Supplied data ▸
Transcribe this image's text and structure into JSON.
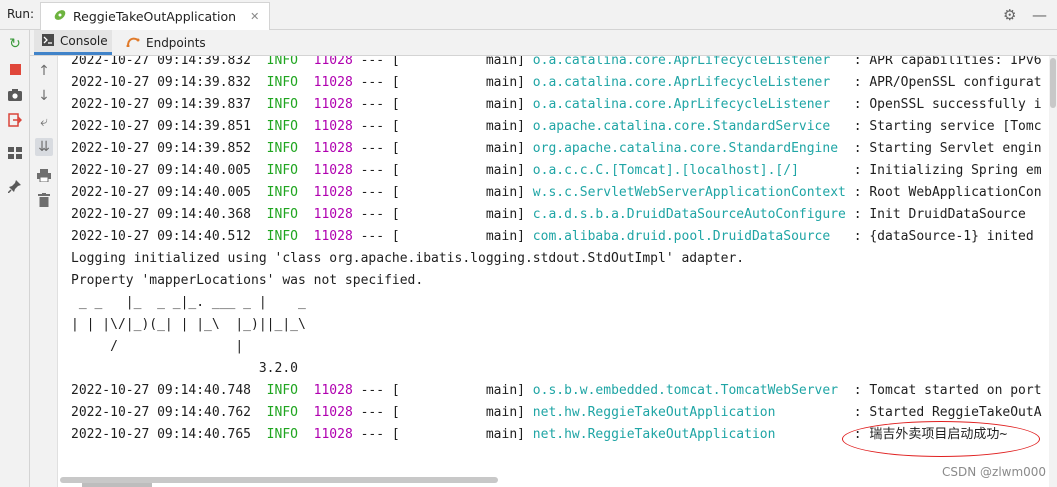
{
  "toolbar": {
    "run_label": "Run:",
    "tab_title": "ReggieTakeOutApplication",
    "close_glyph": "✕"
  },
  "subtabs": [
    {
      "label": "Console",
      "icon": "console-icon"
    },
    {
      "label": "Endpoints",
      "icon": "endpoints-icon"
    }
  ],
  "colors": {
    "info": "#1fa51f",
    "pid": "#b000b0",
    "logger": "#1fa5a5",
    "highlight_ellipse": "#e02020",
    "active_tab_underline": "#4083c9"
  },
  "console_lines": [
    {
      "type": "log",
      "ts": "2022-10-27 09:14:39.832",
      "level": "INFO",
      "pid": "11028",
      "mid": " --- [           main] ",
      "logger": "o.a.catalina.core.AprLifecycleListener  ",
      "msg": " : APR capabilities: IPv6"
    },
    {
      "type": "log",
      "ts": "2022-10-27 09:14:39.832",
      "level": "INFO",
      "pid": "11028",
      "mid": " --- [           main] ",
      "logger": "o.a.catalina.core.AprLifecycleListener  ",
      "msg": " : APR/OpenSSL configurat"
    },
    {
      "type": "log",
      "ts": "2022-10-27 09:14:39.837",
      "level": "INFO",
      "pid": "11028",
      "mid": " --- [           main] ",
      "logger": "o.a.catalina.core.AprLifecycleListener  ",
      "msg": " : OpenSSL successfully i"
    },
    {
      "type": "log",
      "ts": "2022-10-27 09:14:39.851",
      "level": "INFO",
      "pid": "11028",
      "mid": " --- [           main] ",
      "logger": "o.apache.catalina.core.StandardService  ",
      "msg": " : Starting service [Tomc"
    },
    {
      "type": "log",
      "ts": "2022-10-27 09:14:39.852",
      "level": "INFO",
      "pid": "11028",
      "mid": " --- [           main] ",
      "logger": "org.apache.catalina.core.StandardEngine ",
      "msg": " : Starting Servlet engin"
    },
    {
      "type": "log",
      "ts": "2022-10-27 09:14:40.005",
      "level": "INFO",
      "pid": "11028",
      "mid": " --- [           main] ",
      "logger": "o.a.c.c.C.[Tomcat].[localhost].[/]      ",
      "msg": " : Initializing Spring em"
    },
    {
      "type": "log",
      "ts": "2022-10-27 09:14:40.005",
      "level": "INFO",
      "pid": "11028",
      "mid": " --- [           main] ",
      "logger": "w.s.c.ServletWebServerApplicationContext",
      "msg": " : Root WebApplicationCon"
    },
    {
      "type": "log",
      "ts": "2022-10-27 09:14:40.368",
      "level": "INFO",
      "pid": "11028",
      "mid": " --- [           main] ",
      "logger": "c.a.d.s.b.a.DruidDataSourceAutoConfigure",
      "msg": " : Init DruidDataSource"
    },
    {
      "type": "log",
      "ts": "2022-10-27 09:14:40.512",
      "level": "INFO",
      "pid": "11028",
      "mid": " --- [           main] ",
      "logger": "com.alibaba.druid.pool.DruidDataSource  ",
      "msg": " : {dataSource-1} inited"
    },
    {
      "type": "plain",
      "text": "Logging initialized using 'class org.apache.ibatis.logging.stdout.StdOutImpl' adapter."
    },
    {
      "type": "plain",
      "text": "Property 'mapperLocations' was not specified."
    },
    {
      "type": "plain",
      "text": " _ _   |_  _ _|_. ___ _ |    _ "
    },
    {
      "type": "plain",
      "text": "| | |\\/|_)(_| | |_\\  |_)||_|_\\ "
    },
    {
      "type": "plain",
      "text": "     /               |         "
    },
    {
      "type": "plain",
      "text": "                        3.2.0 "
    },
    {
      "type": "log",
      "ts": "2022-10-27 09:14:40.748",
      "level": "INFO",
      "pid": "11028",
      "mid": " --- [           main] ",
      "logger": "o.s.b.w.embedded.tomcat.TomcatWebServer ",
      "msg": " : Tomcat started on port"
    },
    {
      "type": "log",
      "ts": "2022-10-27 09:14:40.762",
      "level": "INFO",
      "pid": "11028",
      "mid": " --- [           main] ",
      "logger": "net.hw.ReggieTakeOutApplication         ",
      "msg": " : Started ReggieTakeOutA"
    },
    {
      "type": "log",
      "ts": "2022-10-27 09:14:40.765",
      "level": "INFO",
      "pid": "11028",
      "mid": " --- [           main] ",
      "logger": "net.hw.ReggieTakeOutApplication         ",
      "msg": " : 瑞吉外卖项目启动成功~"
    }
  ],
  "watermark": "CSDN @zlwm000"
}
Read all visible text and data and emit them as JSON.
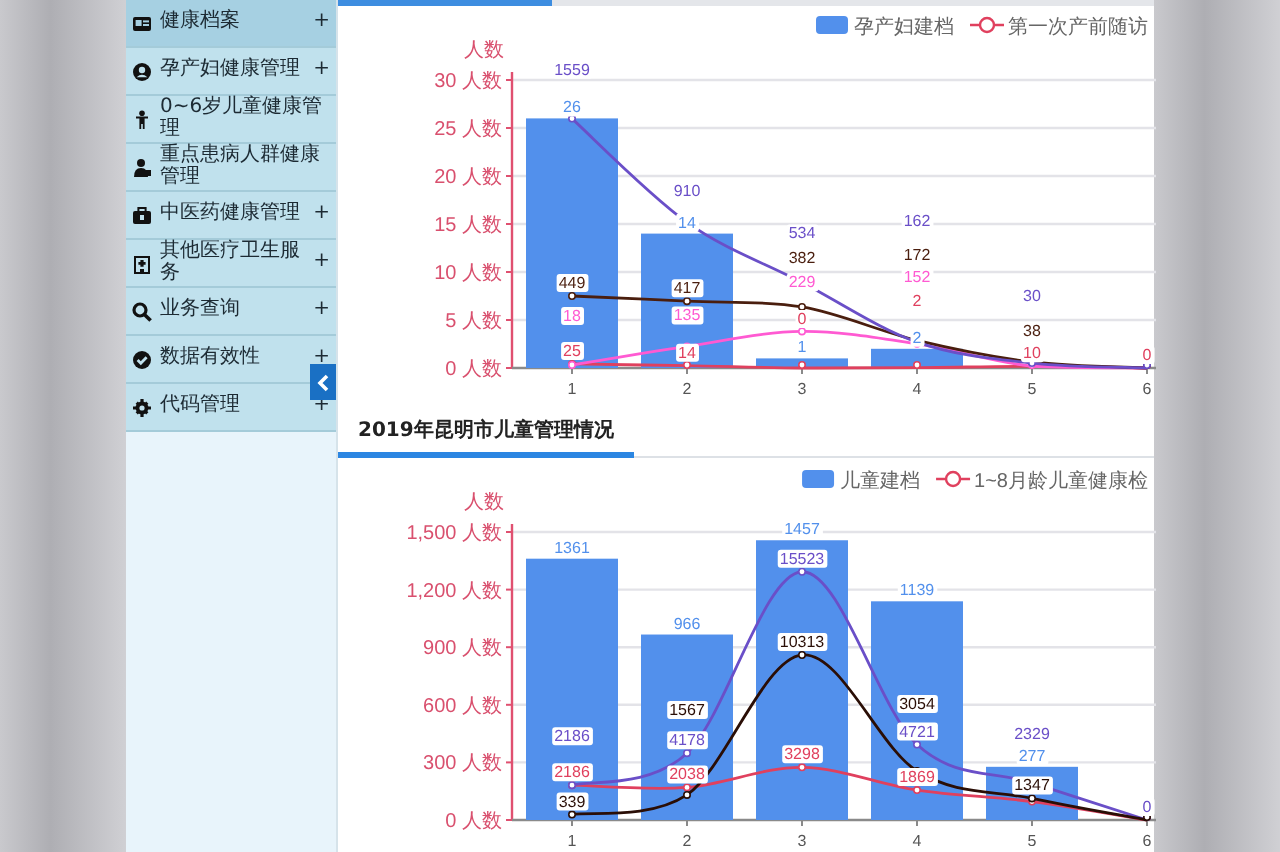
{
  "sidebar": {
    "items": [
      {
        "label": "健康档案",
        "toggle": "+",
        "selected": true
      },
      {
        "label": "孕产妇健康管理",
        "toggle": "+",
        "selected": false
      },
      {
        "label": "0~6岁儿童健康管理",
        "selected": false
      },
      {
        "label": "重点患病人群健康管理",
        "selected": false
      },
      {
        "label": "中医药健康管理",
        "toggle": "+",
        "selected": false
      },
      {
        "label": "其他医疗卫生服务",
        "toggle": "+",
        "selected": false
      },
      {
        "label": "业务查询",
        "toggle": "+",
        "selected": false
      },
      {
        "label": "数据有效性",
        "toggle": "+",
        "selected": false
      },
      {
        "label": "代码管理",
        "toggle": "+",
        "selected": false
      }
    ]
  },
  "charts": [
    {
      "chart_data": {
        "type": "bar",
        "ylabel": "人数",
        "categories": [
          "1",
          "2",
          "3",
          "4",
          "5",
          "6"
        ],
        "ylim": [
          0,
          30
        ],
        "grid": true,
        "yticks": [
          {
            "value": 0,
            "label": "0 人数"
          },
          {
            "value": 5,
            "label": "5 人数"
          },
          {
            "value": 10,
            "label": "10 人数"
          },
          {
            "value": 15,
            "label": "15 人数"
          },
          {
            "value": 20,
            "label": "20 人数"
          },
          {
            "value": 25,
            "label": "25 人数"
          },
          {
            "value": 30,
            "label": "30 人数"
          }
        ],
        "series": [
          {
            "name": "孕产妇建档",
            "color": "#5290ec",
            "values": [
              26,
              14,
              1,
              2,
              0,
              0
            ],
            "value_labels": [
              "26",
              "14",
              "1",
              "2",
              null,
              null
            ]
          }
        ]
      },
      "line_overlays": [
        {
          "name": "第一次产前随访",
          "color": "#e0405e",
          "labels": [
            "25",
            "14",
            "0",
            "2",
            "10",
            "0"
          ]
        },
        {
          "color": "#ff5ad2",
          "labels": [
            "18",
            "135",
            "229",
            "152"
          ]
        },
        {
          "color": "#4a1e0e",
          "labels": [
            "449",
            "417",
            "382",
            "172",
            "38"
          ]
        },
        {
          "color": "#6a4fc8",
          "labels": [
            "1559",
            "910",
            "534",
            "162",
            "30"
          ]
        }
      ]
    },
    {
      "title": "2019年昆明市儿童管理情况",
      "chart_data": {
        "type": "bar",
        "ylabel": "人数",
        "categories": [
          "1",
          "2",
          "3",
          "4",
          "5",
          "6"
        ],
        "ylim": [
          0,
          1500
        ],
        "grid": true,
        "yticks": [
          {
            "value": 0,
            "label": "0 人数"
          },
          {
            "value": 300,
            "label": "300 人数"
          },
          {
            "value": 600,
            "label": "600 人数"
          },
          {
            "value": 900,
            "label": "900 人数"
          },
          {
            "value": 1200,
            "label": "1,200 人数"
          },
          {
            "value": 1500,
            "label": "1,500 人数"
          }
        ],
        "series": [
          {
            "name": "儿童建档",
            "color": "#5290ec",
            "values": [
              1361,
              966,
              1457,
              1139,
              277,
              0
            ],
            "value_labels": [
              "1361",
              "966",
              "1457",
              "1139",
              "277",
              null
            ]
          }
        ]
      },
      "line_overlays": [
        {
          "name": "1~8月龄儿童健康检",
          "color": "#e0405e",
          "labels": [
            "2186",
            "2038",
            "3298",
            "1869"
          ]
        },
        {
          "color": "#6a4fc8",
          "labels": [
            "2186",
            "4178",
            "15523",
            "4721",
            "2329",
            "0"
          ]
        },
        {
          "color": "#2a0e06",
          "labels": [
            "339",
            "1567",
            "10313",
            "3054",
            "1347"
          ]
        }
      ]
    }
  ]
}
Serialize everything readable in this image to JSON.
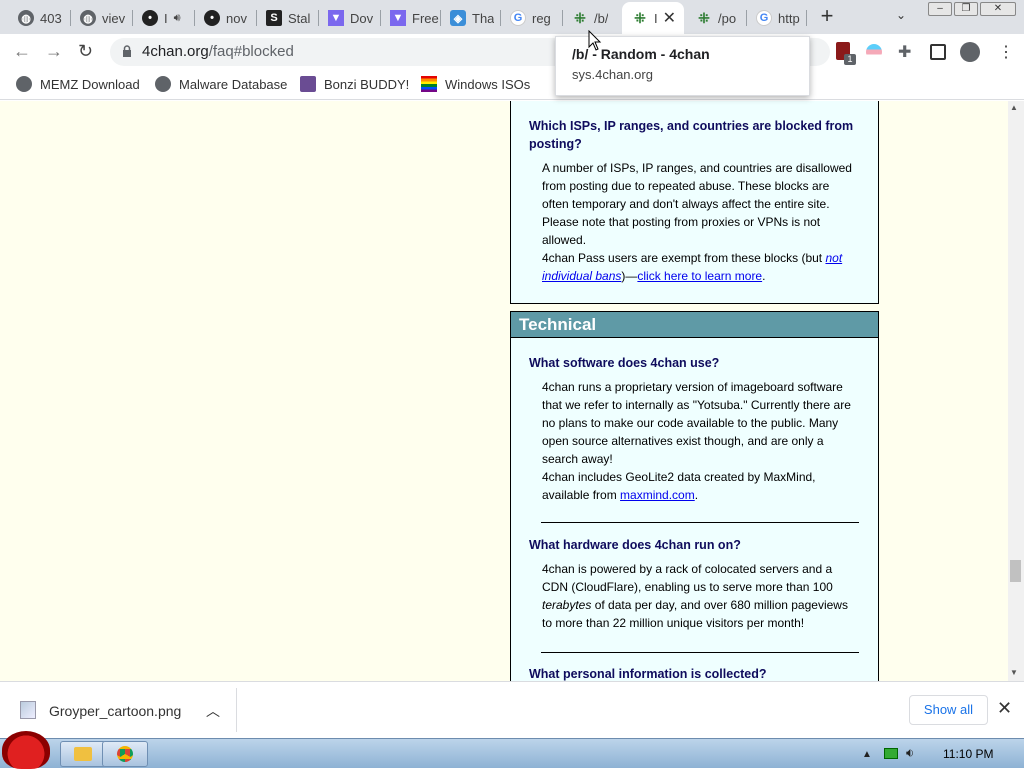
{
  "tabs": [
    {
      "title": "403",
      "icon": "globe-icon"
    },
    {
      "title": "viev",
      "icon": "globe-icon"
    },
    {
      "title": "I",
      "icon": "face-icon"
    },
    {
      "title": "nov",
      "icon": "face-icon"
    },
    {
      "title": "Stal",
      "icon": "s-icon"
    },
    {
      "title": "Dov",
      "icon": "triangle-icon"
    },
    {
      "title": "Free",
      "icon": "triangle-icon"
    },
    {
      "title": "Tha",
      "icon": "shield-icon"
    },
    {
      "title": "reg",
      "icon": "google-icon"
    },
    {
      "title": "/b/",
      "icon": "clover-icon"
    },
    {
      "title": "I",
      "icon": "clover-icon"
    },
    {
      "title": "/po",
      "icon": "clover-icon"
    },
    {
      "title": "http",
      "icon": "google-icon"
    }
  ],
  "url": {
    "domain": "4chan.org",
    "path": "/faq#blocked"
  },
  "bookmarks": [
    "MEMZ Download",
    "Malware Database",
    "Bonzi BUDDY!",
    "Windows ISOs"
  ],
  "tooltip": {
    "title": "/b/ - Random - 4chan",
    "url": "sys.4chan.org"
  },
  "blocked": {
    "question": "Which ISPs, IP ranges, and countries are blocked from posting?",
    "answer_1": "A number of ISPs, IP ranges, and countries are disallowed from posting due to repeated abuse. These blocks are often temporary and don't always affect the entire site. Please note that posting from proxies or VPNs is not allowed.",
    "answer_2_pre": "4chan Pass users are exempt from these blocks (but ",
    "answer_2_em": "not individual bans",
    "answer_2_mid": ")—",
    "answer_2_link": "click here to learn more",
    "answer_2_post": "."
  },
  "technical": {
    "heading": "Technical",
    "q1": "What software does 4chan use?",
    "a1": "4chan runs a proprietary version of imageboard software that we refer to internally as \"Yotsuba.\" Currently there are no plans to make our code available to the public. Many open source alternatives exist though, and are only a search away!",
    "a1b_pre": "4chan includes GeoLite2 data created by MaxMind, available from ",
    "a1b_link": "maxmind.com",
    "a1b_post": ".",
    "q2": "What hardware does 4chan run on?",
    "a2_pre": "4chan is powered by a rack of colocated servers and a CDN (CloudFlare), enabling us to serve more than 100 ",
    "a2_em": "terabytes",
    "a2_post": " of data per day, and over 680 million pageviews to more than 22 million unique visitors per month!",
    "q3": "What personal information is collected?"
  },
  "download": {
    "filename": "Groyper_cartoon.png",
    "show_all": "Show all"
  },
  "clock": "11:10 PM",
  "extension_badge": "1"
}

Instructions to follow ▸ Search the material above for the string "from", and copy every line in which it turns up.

Output of the exercise ▸
    "question": "Which ISPs, IP ranges, and countries are blocked from posting?",
    "answer_1": "A number of ISPs, IP ranges, and countries are disallowed from posting due to repeated abuse. These blocks are often temporary and don't always affect the entire site. Please note that posting from proxies or VPNs is not allowed.",
    "answer_2_pre": "4chan Pass users are exempt from these blocks (but ",
    "a1b_pre": "4chan includes GeoLite2 data created by MaxMind, available from ",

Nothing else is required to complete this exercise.